Copy each line of the entries beneath that contains the word "Titre".

_Material provided_
[Start of Attachment]

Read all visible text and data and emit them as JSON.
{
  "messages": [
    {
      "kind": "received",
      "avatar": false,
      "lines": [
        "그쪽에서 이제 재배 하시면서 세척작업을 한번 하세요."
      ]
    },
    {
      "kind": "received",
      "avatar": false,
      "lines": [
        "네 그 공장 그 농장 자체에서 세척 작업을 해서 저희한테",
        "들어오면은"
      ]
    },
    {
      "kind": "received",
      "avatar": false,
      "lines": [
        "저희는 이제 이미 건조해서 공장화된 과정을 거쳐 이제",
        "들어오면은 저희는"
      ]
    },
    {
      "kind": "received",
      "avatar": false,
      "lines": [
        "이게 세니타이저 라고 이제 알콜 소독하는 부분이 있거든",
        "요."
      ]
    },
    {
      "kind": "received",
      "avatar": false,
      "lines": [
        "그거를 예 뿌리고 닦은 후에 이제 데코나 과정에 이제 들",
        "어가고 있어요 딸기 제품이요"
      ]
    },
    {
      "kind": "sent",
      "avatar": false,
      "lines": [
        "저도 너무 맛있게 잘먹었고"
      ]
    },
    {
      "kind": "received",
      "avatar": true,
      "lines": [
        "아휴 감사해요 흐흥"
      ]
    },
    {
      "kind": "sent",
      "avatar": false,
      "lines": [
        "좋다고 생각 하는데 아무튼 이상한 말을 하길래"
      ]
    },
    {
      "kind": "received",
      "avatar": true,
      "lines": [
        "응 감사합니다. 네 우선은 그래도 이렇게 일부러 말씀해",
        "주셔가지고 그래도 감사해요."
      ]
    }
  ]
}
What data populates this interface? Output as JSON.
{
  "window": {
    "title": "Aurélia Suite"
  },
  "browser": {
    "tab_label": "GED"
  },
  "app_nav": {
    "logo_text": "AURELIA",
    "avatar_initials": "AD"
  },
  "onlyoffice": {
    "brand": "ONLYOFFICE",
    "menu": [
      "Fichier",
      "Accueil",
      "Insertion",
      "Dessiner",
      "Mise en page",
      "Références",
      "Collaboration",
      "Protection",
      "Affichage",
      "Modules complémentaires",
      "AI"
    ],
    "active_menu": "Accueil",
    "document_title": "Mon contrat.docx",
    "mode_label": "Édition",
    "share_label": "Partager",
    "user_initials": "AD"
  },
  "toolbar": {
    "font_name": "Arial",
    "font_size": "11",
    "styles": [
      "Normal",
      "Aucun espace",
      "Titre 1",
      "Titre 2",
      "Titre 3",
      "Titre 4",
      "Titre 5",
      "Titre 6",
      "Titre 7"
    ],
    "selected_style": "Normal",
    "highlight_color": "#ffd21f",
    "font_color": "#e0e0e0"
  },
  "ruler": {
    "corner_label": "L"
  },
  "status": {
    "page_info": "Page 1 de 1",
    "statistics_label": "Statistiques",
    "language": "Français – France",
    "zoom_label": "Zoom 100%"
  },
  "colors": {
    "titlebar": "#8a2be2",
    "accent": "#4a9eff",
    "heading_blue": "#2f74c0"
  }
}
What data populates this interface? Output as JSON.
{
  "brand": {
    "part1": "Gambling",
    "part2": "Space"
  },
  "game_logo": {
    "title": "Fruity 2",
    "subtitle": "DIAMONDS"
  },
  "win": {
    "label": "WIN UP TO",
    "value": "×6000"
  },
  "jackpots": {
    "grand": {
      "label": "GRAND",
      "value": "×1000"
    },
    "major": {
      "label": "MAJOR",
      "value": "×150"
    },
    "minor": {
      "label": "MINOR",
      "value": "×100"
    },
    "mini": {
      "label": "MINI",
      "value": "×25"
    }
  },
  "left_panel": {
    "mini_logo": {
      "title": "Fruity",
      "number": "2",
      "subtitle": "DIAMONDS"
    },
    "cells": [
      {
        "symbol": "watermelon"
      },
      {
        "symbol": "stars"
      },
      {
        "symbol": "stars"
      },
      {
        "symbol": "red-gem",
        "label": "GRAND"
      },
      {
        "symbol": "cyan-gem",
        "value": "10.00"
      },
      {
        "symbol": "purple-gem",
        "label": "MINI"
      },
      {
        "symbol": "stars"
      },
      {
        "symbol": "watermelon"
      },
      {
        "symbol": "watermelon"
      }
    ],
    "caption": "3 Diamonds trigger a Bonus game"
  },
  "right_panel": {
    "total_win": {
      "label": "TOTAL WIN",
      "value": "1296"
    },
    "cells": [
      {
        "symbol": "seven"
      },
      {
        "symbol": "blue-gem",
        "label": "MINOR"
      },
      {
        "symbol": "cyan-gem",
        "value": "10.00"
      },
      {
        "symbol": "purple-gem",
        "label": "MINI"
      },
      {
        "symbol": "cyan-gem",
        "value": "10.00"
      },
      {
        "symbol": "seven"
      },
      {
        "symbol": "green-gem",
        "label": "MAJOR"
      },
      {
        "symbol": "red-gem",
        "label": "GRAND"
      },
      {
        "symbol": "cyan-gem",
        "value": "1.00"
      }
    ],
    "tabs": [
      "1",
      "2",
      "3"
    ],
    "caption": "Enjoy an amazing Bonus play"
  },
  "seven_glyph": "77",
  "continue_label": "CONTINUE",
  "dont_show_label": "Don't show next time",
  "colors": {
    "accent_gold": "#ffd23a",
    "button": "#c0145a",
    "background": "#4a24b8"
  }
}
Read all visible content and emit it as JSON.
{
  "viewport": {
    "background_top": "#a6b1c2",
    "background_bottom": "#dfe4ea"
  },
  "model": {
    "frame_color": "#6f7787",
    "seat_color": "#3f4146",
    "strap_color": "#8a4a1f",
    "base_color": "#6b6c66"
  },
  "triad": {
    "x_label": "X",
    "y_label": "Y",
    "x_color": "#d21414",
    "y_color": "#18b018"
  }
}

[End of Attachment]

_Reply to the exercise_
      "Titre 1",
      "Titre 2",
      "Titre 3",
      "Titre 4",
      "Titre 5",
      "Titre 6",
      "Titre 7"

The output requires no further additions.